Coffee Break and Light Refreshments
4:45-6 p.m.
Location: Mergenthaler 111

Keynote: Bernard Harcourt, Isidor and Seville Sulzbacher Professor of Law, Columbia University
“From the Expository Society to the Counterrevolution: How Surveillance Made Possible the Counterinsurgency Paradigm of Governing”
6:15-8 p.m.
Location: Olin 305

Conference Dinner and Reception
8–10 p.m.

Saturday, April 6, 2019
Location: Levering Hall, Sherwood Room

Breakfast
9-9:30 a.m.

Panel 3: Who Constitutes a Threat?
9:30-11 a.m.
Chair: Erin Chung
Discussant: Quinn Lester

Mohammad Bilal Nasir (Northwestern University, Anthropology): FBI Surveillance, Suspicion, and Islamic Skepticism in Muslim America

Peyton Provenzano (UC Berkeley, Jurisprudence and Social Policy Program): Rationalization as Resistance: Leveraging Open-Portal Data to Critique Police Practices in Richmond, CA

Khalil Habrih (University of Ottawa, Sociology): Living Under Surveillance. Critical Ethnography as a Space of Rupture: The Case of the Goutte d’or: Understanding Police and Race through Affects and Corporeality

Fathima Azmiya (Technical University of Mombasa, Department of Social Sciences): Navigating between Intrusive, Indiscriminate and Effectiveness of Community Surveillance in the Wake of Transnational Waves of Terrorism in Kenya

Coffee
11-11:15 a.m.

Panel 4: Space // Borders
11:15 a.m.– 12:45 p.m.
Chair: Alessandro Angelini
Discussant: Sarah Roth

Neha Meena (Jawaharlal Nehru University, Centre for the Study of Law and Governance): Border Surveillance, Pastoralism and Affect: A Case Study of Western Rajasthan Borderland

Jake Silver (Duke University, Cultural Anthropology): When Outer Space Looks Back: Israeli/Palestinian Politics and the Vertical Imaginary

Themal Ellawala (University of Illinois at Chicago, Anthropology): On the Austere Gaze: Surveillance and Disciplining of Queer Excess on the Streets of Colombo

Matthew Mahmoudi (Cambridge University, Center of Development Studies): Datafied Refuge and New Digital Boundaries of Socioeconomic Life in the City

Lunch
12:45-2 p.m.

Panel 5: More Data, More Problems
2-3:30 p.m.
Chair: Canay Ozden-Schilling
Discussant: Nandini Dey

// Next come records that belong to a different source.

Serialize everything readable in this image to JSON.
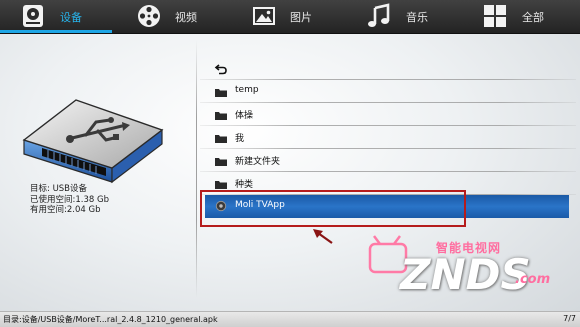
{
  "tabs": [
    {
      "label": "设备",
      "icon": "hard-drive-icon",
      "active": true
    },
    {
      "label": "视频",
      "icon": "film-reel-icon",
      "active": false
    },
    {
      "label": "图片",
      "icon": "picture-icon",
      "active": false
    },
    {
      "label": "音乐",
      "icon": "music-note-icon",
      "active": false
    },
    {
      "label": "全部",
      "icon": "grid-icon",
      "active": false
    }
  ],
  "device": {
    "icon": "usb-drive-icon",
    "name": "目标: USB设备",
    "used": "已使用空间:1.38 Gb",
    "free": "有用空间:2.04 Gb"
  },
  "files": [
    {
      "name": "",
      "icon": "back-arrow-icon"
    },
    {
      "name": "temp",
      "icon": "folder-icon"
    },
    {
      "name": "体操",
      "icon": "folder-icon"
    },
    {
      "name": "我",
      "icon": "folder-icon"
    },
    {
      "name": "新建文件夹",
      "icon": "folder-icon"
    },
    {
      "name": "种类",
      "icon": "folder-icon"
    }
  ],
  "selected_file": {
    "name": "Moli TVApp",
    "icon": "app-file-icon"
  },
  "watermark": {
    "sub": "智能电视网",
    "main": "ZNDS",
    "suffix": ".com"
  },
  "status": {
    "path": "目录:设备/USB设备/MoreT...ral_2.4.8_1210_general.apk",
    "page": "7/7"
  },
  "colors": {
    "accent": "#1ea6e6",
    "selection": "#2a74c8",
    "highlight_box": "#b51c1c"
  }
}
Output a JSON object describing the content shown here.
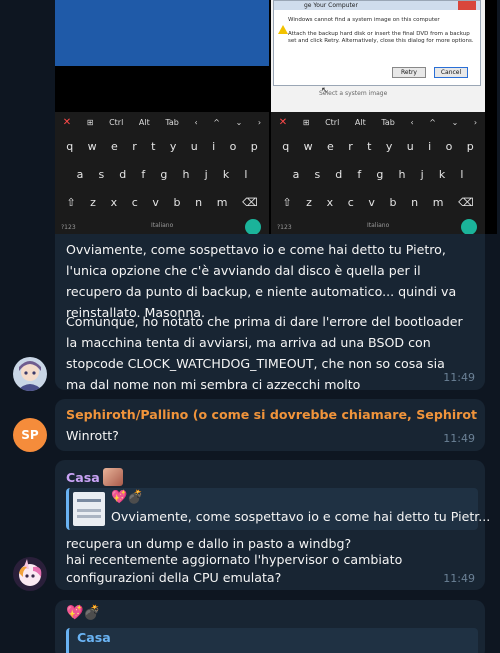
{
  "photo": {
    "dialog_title": "ge Your Computer",
    "dialog_message": "Windows cannot find a system image on this computer\n\nAttach the backup hard disk or insert the final DVD from a backup set and click Retry. Alternatively, close this dialog for more options.",
    "retry_label": "Retry",
    "cancel_label": "Cancel",
    "select_hint": "Select a system image",
    "keyboard_toolbar": [
      "✕",
      "⊞",
      "Ctrl",
      "Alt",
      "Tab",
      "‹",
      "^",
      "⌄",
      "›"
    ],
    "keyboard_row1": [
      "q",
      "w",
      "e",
      "r",
      "t",
      "y",
      "u",
      "i",
      "o",
      "p"
    ],
    "keyboard_row2": [
      "a",
      "s",
      "d",
      "f",
      "g",
      "h",
      "j",
      "k",
      "l"
    ],
    "keyboard_row3": [
      "⇧",
      "z",
      "x",
      "c",
      "v",
      "b",
      "n",
      "m",
      "⌫"
    ],
    "keyboard_numkey": "?123",
    "keyboard_lang": "Italiano"
  },
  "messages": [
    {
      "paragraph1": "Ovviamente, come sospettavo io e come hai detto tu Pietro, l'unica opzione che c'è avviando dal disco è quella per il recupero da punto di backup, e niente automatico... quindi va reinstallato. Masonna.",
      "paragraph2": "Comunque, ho notato che prima di dare l'errore del bootloader la macchina tenta di avviarsi, ma arriva ad una BSOD con stopcode CLOCK_WATCHDOG_TIMEOUT, che non so cosa sia ma dal nome non mi sembra ci azzecchi molto",
      "time": "11:49"
    },
    {
      "avatar_initials": "SP",
      "sender": "Sephiroth/Pallino (o come si dovrebbe chiamare, Sephiroth + Pa...",
      "text": "Winrott?",
      "time": "11:49"
    },
    {
      "sender": "Casa",
      "reply_emoji": "💖💣",
      "reply_text": "Ovviamente, come sospettavo io e come hai detto tu Pietr...",
      "line1": "recupera un dump e dallo in pasto a windbg?",
      "line2": "hai recentemente aggiornato l'hypervisor o cambiato configurazioni della CPU emulata?",
      "time": "11:49"
    },
    {
      "emoji": "💖💣",
      "reply_sender": "Casa"
    }
  ],
  "colors": {
    "background": "#0e1621",
    "bubble": "#182533",
    "time": "#6b8196",
    "sender_sp": "#f0943b",
    "sender_casa": "#c9a3f5",
    "avatar_sp": "#f58c3b",
    "reply_accent": "#6ab3f3"
  }
}
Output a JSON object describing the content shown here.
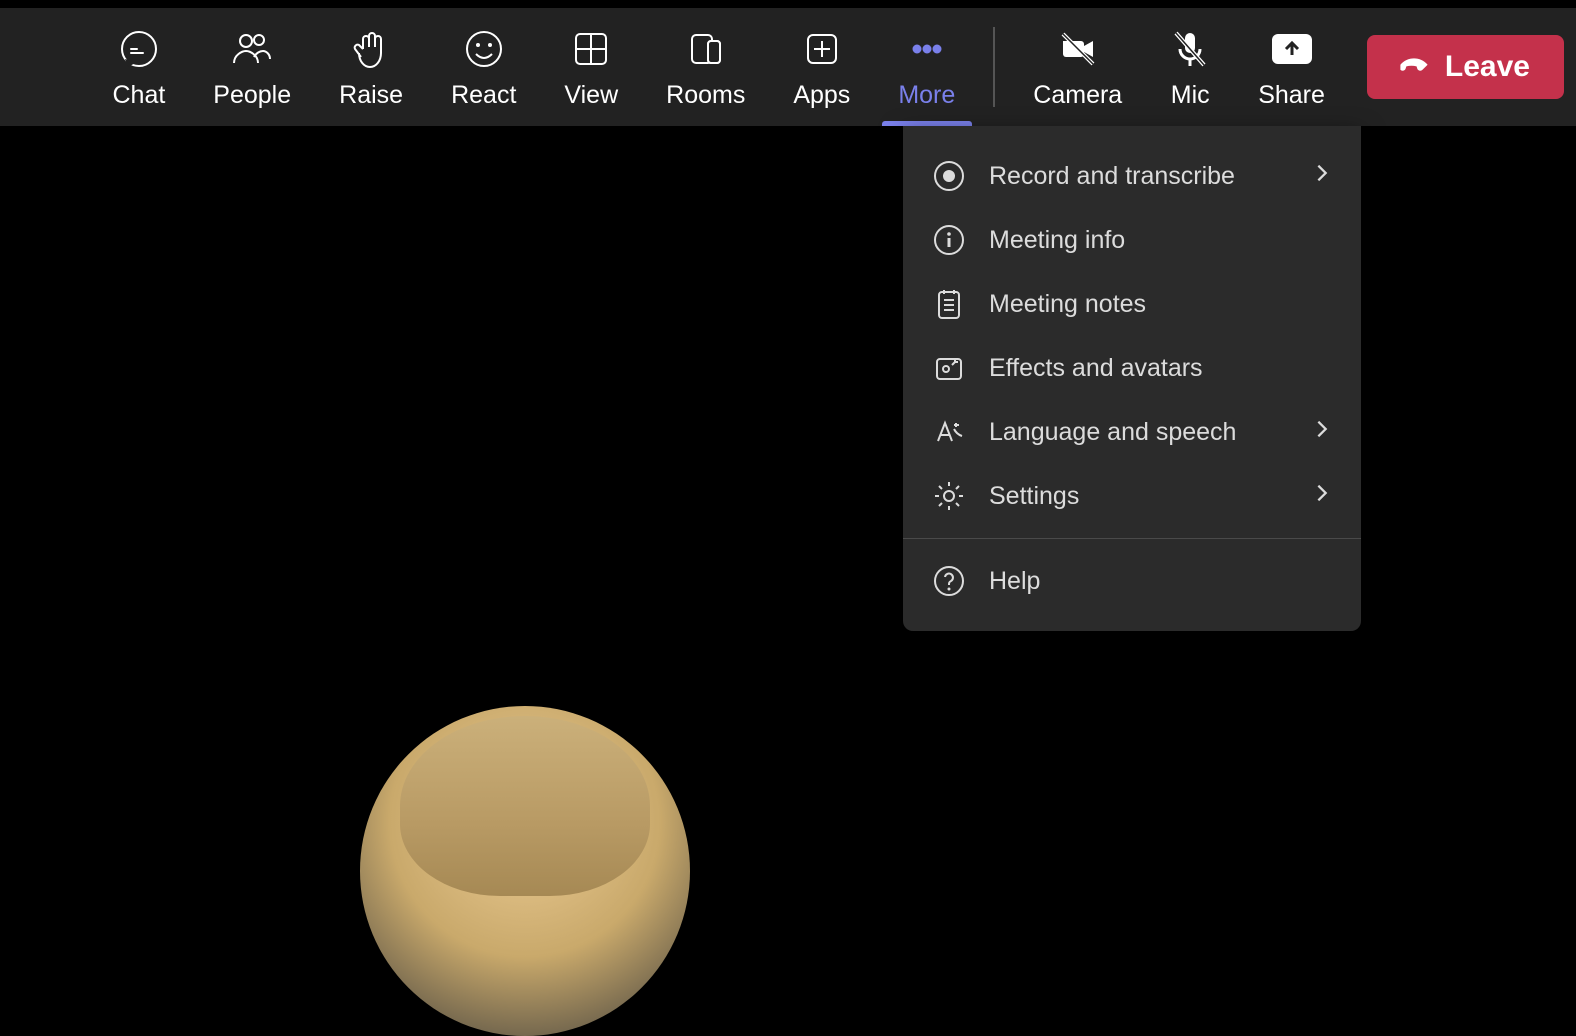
{
  "toolbar": {
    "chat": "Chat",
    "people": "People",
    "raise": "Raise",
    "react": "React",
    "view": "View",
    "rooms": "Rooms",
    "apps": "Apps",
    "more": "More",
    "camera": "Camera",
    "mic": "Mic",
    "share": "Share",
    "leave": "Leave"
  },
  "more_menu": {
    "record": "Record and transcribe",
    "info": "Meeting info",
    "notes": "Meeting notes",
    "effects": "Effects and avatars",
    "language": "Language and speech",
    "settings": "Settings",
    "help": "Help"
  },
  "state": {
    "camera_muted": true,
    "mic_muted": true,
    "more_open": true
  },
  "colors": {
    "accent": "#7a80eb",
    "leave": "#c4314b",
    "bg_bar": "#222222",
    "bg_menu": "#2b2b2b"
  }
}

Krystle Shore (Waterloo University, Sociology and Legal Studies): Exploring Experiences with, and Implications of, the Surveillance of Vulnerable Populations: An Empirical Study of Project Lifesaver

Xavier Durham (University of California, Berkeley, Sociology): Black Mirrors, Black Windows: An invitation to Reflexivity on Epistemological Approaches to Surveillance Processes and Technology

Cierra Robson (Princeton University, African American Studies): Networks of Control: Race Surveillance in Oakland’s Domain Awareness Center

Monika Maini (National Institute of Educational Planning and Administration, New Delhi, Education Policy, Planning and Administration): Dataveillance and Social Sorting: Reflections on Neo-liberal Surveillance and its Impact on Critical Thinking and Education for Democracy in Indian Public Universities

Coffee Break
3:30-4 p.m.

Roundtable: Surveillance on the Ground
4-6 p.m.
Chair: Stuart Schrader, Department of Sociology, Johns Hopkins University

Participants:
David Rocah, ACLU of Maryland
Dornethia Taylor, Black Lives Matter DC
Emily Manna, Open the Government

Drinks Reception
6-8 p.m.